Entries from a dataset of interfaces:
::::

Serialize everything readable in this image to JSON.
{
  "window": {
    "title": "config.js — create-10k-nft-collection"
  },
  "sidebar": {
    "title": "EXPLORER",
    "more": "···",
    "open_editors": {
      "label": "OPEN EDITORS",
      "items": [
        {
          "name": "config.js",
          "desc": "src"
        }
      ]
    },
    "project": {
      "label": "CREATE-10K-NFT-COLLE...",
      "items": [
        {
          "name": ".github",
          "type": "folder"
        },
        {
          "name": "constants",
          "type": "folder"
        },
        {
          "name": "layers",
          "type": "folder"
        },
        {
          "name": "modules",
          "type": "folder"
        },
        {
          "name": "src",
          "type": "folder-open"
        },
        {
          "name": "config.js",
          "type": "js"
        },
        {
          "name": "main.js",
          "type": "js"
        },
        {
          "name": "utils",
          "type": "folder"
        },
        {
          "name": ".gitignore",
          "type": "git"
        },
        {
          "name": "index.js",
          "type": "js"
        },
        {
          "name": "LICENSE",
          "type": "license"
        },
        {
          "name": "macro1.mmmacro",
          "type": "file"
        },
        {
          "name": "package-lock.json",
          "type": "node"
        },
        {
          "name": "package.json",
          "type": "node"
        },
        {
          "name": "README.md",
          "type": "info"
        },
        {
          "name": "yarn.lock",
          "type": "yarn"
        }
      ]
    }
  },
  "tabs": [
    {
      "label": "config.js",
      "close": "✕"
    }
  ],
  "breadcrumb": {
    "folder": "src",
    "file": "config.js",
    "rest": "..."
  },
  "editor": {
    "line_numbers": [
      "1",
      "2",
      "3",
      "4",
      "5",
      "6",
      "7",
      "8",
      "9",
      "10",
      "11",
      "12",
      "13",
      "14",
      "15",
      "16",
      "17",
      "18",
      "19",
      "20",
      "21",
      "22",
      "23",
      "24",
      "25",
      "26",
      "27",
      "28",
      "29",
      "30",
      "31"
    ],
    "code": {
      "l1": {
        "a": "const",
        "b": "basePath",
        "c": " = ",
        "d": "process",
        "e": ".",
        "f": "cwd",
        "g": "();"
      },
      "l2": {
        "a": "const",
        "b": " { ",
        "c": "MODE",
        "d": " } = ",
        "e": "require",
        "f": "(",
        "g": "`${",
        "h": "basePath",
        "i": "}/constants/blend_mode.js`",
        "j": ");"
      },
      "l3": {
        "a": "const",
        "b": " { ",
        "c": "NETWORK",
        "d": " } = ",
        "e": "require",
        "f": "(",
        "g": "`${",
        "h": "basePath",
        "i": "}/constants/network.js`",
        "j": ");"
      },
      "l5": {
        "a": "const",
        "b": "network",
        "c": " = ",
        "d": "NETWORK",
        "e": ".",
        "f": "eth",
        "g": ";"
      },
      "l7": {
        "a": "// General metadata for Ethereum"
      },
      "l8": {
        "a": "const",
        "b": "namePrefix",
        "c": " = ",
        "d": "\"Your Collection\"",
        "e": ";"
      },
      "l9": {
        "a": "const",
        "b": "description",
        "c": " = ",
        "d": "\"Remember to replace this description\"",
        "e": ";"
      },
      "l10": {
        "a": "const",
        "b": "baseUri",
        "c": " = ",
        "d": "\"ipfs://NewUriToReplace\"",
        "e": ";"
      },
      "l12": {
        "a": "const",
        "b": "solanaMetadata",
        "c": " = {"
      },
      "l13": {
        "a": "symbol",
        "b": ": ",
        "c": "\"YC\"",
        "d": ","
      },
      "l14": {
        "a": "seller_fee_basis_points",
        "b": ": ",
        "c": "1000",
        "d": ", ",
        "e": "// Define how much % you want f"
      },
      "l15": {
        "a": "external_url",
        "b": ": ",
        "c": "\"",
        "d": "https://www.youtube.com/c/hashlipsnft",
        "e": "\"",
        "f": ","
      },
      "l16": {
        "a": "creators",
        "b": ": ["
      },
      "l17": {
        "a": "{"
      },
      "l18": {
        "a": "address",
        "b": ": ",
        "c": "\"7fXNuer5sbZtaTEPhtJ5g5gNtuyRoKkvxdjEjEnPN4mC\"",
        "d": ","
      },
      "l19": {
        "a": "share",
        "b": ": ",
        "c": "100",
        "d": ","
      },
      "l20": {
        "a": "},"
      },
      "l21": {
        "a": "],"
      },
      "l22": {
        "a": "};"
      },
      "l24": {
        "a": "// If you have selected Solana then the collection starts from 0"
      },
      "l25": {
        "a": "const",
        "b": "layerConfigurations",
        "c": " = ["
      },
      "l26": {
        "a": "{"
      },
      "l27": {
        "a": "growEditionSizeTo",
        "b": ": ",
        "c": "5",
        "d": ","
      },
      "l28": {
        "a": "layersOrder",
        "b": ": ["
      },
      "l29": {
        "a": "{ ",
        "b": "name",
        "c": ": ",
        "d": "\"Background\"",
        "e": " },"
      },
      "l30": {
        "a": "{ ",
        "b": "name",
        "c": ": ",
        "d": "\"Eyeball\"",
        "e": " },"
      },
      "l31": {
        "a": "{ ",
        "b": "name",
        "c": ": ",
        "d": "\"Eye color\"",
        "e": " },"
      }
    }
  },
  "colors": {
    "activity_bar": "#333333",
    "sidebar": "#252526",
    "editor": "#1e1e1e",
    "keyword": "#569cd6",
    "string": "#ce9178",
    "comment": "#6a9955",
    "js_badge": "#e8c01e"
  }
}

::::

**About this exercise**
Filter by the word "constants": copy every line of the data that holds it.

**Answer for the task**
          "name": "constants",
        "i": "}/constants/blend_mode.js`",
        "i": "}/constants/network.js`",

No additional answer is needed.